* PROBLEM:
The entries are given below. Output each one unchanged.
MATERIAL FOR THIS TASK: Begin
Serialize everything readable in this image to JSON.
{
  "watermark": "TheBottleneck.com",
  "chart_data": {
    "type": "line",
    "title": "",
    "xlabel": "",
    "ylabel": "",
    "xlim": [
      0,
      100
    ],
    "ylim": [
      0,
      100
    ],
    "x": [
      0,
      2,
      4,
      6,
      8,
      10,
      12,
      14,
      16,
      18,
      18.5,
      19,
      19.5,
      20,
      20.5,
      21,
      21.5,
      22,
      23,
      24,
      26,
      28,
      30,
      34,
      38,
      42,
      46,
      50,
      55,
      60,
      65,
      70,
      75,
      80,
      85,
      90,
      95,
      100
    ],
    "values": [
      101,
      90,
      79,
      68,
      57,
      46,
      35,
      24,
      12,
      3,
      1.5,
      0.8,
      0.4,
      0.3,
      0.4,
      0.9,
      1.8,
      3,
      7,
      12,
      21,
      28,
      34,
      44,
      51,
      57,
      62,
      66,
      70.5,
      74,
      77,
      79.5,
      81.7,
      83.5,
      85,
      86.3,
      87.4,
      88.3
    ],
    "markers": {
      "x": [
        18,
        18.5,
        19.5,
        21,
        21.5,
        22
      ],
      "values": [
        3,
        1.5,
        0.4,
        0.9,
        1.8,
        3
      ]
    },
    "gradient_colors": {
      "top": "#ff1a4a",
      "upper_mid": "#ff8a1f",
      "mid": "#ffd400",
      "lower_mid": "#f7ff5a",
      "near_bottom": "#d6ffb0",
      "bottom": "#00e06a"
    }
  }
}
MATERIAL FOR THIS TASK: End
* RESULT FOR THIS EXERCISE:
Serialize everything readable in this image to JSON.
{
  "watermark": "TheBottleneck.com",
  "chart_data": {
    "type": "line",
    "title": "",
    "xlabel": "",
    "ylabel": "",
    "xlim": [
      0,
      100
    ],
    "ylim": [
      0,
      100
    ],
    "x": [
      0,
      2,
      4,
      6,
      8,
      10,
      12,
      14,
      16,
      18,
      18.5,
      19,
      19.5,
      20,
      20.5,
      21,
      21.5,
      22,
      23,
      24,
      26,
      28,
      30,
      34,
      38,
      42,
      46,
      50,
      55,
      60,
      65,
      70,
      75,
      80,
      85,
      90,
      95,
      100
    ],
    "values": [
      101,
      90,
      79,
      68,
      57,
      46,
      35,
      24,
      12,
      3,
      1.5,
      0.8,
      0.4,
      0.3,
      0.4,
      0.9,
      1.8,
      3,
      7,
      12,
      21,
      28,
      34,
      44,
      51,
      57,
      62,
      66,
      70.5,
      74,
      77,
      79.5,
      81.7,
      83.5,
      85,
      86.3,
      87.4,
      88.3
    ],
    "markers": {
      "x": [
        18,
        18.5,
        19.5,
        21,
        21.5,
        22
      ],
      "values": [
        3,
        1.5,
        0.4,
        0.9,
        1.8,
        3
      ]
    },
    "gradient_colors": {
      "top": "#ff1a4a",
      "upper_mid": "#ff8a1f",
      "mid": "#ffd400",
      "lower_mid": "#f7ff5a",
      "near_bottom": "#d6ffb0",
      "bottom": "#00e06a"
    }
  }
}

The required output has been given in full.